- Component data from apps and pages
====
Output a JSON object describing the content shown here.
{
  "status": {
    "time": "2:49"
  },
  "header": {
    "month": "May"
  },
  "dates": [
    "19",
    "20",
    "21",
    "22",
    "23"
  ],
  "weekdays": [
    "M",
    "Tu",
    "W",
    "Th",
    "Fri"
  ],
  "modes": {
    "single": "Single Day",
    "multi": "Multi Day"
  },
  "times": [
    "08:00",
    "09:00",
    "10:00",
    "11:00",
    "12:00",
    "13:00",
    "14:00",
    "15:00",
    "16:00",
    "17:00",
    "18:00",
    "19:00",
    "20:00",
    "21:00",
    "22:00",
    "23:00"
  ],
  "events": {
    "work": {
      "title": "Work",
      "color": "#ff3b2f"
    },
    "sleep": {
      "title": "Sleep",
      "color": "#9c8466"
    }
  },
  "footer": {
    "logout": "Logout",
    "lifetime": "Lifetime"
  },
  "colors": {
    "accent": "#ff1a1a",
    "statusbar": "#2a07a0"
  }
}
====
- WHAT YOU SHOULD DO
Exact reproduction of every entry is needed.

- EXERCISE ANSWER
Output a JSON object describing the content shown here.
{
  "status": {
    "time": "2:49"
  },
  "header": {
    "month": "May"
  },
  "dates": [
    "19",
    "20",
    "21",
    "22",
    "23"
  ],
  "weekdays": [
    "M",
    "Tu",
    "W",
    "Th",
    "Fri"
  ],
  "modes": {
    "single": "Single Day",
    "multi": "Multi Day"
  },
  "times": [
    "08:00",
    "09:00",
    "10:00",
    "11:00",
    "12:00",
    "13:00",
    "14:00",
    "15:00",
    "16:00",
    "17:00",
    "18:00",
    "19:00",
    "20:00",
    "21:00",
    "22:00",
    "23:00"
  ],
  "events": {
    "work": {
      "title": "Work",
      "color": "#ff3b2f"
    },
    "sleep": {
      "title": "Sleep",
      "color": "#9c8466"
    }
  },
  "footer": {
    "logout": "Logout",
    "lifetime": "Lifetime"
  },
  "colors": {
    "accent": "#ff1a1a",
    "statusbar": "#2a07a0"
  }
}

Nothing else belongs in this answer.